Now, we’re not calling you an idiot, but this is a guide for someone who knows nothing about Malaysia.
We’re talking basic facts here, people. So if you’re looking for
Malaysia 101, then you’ve come to the right place.
Malaysia has a rich cultural history,
made beautiful by a blend of Malays, Chinese, Indians and more. With
a variety of festivals, architecture, beaches and rain forest, you can
see why it is a popular
destination for the whole world to visit.
Malaysia is in Southeast Asia, split
over two landmasses, partly on the Asian mainland and partly on the
northern third of Borneo. Hinduism and Buddhism dominated Malaysia’s
early history, but Islam established itself in the 14th
and 15th century, and has had a huge influence on the
country. In the 16th century, the British (and before them
the Dutch and the Portugese) established themselves as rulers. It wasn’t until the First World War that the country was invaded with
success again, this time by the Japanese, who occupied the country
The climate in Malaysia is pretty
consistent all year round – hot and humid with rain.
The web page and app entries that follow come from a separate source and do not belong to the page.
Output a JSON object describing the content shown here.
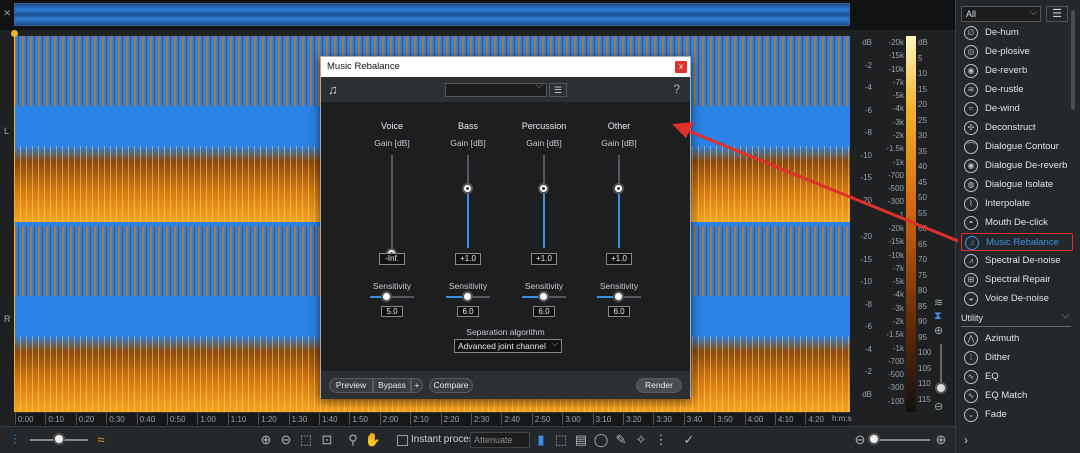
{
  "dialog": {
    "title": "Music Rebalance",
    "close": "x",
    "help": "?",
    "columns": [
      {
        "name": "Voice",
        "gain_label": "Gain [dB]",
        "gain_value": "-Inf.",
        "sens_label": "Sensitivity",
        "sens_value": "5.0"
      },
      {
        "name": "Bass",
        "gain_label": "Gain [dB]",
        "gain_value": "+1.0",
        "sens_label": "Sensitivity",
        "sens_value": "6.0"
      },
      {
        "name": "Percussion",
        "gain_label": "Gain [dB]",
        "gain_value": "+1.0",
        "sens_label": "Sensitivity",
        "sens_value": "6.0"
      },
      {
        "name": "Other",
        "gain_label": "Gain [dB]",
        "gain_value": "+1.0",
        "sens_label": "Sensitivity",
        "sens_value": "6.0"
      }
    ],
    "separation_label": "Separation algorithm",
    "separation_value": "Advanced joint channel",
    "buttons": {
      "preview": "Preview",
      "bypass": "Bypass",
      "plus": "+",
      "compare": "Compare",
      "render": "Render"
    }
  },
  "modules": {
    "filter": "All",
    "items": [
      "De-hum",
      "De-plosive",
      "De-reverb",
      "De-rustle",
      "De-wind",
      "Deconstruct",
      "Dialogue Contour",
      "Dialogue De-reverb",
      "Dialogue Isolate",
      "Interpolate",
      "Mouth De-click",
      "Music Rebalance",
      "Spectral De-noise",
      "Spectral Repair",
      "Voice De-noise"
    ],
    "active": "Music Rebalance",
    "utility_header": "Utility",
    "utility_items": [
      "Azimuth",
      "Dither",
      "EQ",
      "EQ Match",
      "Fade"
    ]
  },
  "channels": {
    "left": "L",
    "right": "R"
  },
  "db_scale": {
    "top": [
      "dB",
      "-2",
      "-4",
      "-6",
      "-8",
      "-10",
      "-15",
      "-20"
    ],
    "bottom": [
      "-20",
      "-15",
      "-10",
      "-8",
      "-6",
      "-4",
      "-2",
      "dB"
    ]
  },
  "hz_scale": {
    "top": [
      "-20k",
      "-15k",
      "-10k",
      "-7k",
      "-5k",
      "-4k",
      "-3k",
      "-2k",
      "-1.5k",
      "-1k",
      "-700",
      "-500",
      "-300",
      "-1"
    ],
    "bottom": [
      "-20k",
      "-15k",
      "-10k",
      "-7k",
      "-5k",
      "-4k",
      "-3k",
      "-2k",
      "-1.5k",
      "-1k",
      "-700",
      "-500",
      "-300",
      "-100"
    ]
  },
  "meter_scale": [
    "dB",
    "5",
    "10",
    "15",
    "20",
    "25",
    "30",
    "35",
    "40",
    "45",
    "50",
    "55",
    "60",
    "65",
    "70",
    "75",
    "80",
    "85",
    "90",
    "95",
    "100",
    "105",
    "110",
    "115"
  ],
  "timeline": {
    "ticks": [
      "0:00",
      "0:10",
      "0:20",
      "0:30",
      "0:40",
      "0:50",
      "1:00",
      "1:10",
      "1:20",
      "1:30",
      "1:40",
      "1:50",
      "2:00",
      "2:10",
      "2:20",
      "2:30",
      "2:40",
      "2:50",
      "3:00",
      "3:10",
      "3:20",
      "3:30",
      "3:40",
      "3:50",
      "4:00",
      "4:10",
      "4:20"
    ],
    "unit": "h:m:s"
  },
  "toolbar": {
    "instant_process": "Instant process",
    "attenuate": "Attenuate"
  },
  "colors": {
    "accent": "#3e8ee8",
    "spectrum_blue": "#2b83e6",
    "spectrum_orange": "#f6a420",
    "highlight_red": "#e0302a"
  }
}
The low season
(between March and June) is the best time to go, as you will avoid
the worst of the humidity and the tourists. You should expect rain
whatever time of year you go, however.
Malaysia’s currency is the ringgit,
which is divided into 100 sen. At the time of writing, the exchange
rate is £1 to 5.6RM. It is slightly more expensive as a
country when it comes to food and accommodation than Thailand;
however in comparison to Indonesia, it is cheaper. Feel free to
haggle in markets and small shops, but not for meals or
Places You Shouldn’t Miss
Petronas Towers – these are the
twin towers, and they dominate the skyline no matter where you
are in Kuala Lumpur. With 88 storeys, they reach a height of 451.9
metres. Melaka – Once one of the greatest
trading posts in Southeast Asia, it is now a melting-pot city with
Portuguese, Dutch and British buildings as well as indigenous
influences. Cameron Highlands – an area that has
an eco-system substantially different from the rest of the country.
It is home to hundreds of rare floral species, as well as fauna
including the mountain peacock-pheasant and sumatran serow. George Town – one of the most
touristy cities, it is the capital of the state of Penang. Largely
Chinese, it combines old and new, offering colonial and modern
architecture, rattan weaving, fortune telling and woodcarving.